Web page and app entries »

·····

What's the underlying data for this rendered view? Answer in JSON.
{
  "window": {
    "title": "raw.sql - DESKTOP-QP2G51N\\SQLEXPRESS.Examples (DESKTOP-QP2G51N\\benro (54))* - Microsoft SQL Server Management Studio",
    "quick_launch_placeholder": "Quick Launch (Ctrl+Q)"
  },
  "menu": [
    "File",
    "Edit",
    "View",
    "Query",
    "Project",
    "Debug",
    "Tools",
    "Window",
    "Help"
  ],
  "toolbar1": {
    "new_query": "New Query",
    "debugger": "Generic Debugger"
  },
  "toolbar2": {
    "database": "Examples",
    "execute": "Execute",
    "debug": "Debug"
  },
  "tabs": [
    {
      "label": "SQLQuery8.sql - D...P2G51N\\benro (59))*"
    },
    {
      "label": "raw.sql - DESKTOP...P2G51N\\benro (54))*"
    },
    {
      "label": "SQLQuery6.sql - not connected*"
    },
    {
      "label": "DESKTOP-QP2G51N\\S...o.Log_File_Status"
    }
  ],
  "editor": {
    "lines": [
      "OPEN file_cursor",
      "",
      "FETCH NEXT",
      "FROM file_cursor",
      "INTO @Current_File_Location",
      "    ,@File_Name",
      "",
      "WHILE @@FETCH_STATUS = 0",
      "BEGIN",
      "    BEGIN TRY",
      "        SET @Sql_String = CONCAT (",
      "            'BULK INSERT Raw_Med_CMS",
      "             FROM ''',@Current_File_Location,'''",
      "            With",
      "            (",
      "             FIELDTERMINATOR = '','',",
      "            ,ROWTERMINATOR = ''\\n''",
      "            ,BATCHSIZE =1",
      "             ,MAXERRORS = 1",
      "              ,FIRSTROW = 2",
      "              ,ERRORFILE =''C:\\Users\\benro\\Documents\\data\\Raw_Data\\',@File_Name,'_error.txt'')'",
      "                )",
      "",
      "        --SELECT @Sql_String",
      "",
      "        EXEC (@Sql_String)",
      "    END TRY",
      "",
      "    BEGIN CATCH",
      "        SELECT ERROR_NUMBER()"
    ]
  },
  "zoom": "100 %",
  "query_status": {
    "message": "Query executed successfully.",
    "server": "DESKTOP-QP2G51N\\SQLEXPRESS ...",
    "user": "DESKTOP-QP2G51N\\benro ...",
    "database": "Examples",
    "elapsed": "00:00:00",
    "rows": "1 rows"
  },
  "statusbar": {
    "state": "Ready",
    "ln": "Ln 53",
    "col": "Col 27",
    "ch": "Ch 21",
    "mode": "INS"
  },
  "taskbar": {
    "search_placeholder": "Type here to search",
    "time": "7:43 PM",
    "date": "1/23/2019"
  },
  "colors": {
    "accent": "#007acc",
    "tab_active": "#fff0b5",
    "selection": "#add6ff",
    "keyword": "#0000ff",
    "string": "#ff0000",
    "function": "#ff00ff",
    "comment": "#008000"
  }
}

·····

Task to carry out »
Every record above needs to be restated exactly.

Reply to the task »
What's the underlying data for this rendered view? Answer in JSON.
{
  "window": {
    "title": "raw.sql - DESKTOP-QP2G51N\\SQLEXPRESS.Examples (DESKTOP-QP2G51N\\benro (54))* - Microsoft SQL Server Management Studio",
    "quick_launch_placeholder": "Quick Launch (Ctrl+Q)"
  },
  "menu": [
    "File",
    "Edit",
    "View",
    "Query",
    "Project",
    "Debug",
    "Tools",
    "Window",
    "Help"
  ],
  "toolbar1": {
    "new_query": "New Query",
    "debugger": "Generic Debugger"
  },
  "toolbar2": {
    "database": "Examples",
    "execute": "Execute",
    "debug": "Debug"
  },
  "tabs": [
    {
      "label": "SQLQuery8.sql - D...P2G51N\\benro (59))*"
    },
    {
      "label": "raw.sql - DESKTOP...P2G51N\\benro (54))*"
    },
    {
      "label": "SQLQuery6.sql - not connected*"
    },
    {
      "label": "DESKTOP-QP2G51N\\S...o.Log_File_Status"
    }
  ],
  "editor": {
    "lines": [
      "OPEN file_cursor",
      "",
      "FETCH NEXT",
      "FROM file_cursor",
      "INTO @Current_File_Location",
      "    ,@File_Name",
      "",
      "WHILE @@FETCH_STATUS = 0",
      "BEGIN",
      "    BEGIN TRY",
      "        SET @Sql_String = CONCAT (",
      "            'BULK INSERT Raw_Med_CMS",
      "             FROM ''',@Current_File_Location,'''",
      "            With",
      "            (",
      "             FIELDTERMINATOR = '','',",
      "            ,ROWTERMINATOR = ''\\n''",
      "            ,BATCHSIZE =1",
      "             ,MAXERRORS = 1",
      "              ,FIRSTROW = 2",
      "              ,ERRORFILE =''C:\\Users\\benro\\Documents\\data\\Raw_Data\\',@File_Name,'_error.txt'')'",
      "                )",
      "",
      "        --SELECT @Sql_String",
      "",
      "        EXEC (@Sql_String)",
      "    END TRY",
      "",
      "    BEGIN CATCH",
      "        SELECT ERROR_NUMBER()"
    ]
  },
  "zoom": "100 %",
  "query_status": {
    "message": "Query executed successfully.",
    "server": "DESKTOP-QP2G51N\\SQLEXPRESS ...",
    "user": "DESKTOP-QP2G51N\\benro ...",
    "database": "Examples",
    "elapsed": "00:00:00",
    "rows": "1 rows"
  },
  "statusbar": {
    "state": "Ready",
    "ln": "Ln 53",
    "col": "Col 27",
    "ch": "Ch 21",
    "mode": "INS"
  },
  "taskbar": {
    "search_placeholder": "Type here to search",
    "time": "7:43 PM",
    "date": "1/23/2019"
  },
  "colors": {
    "accent": "#007acc",
    "tab_active": "#fff0b5",
    "selection": "#add6ff",
    "keyword": "#0000ff",
    "string": "#ff0000",
    "function": "#ff00ff",
    "comment": "#008000"
  }
}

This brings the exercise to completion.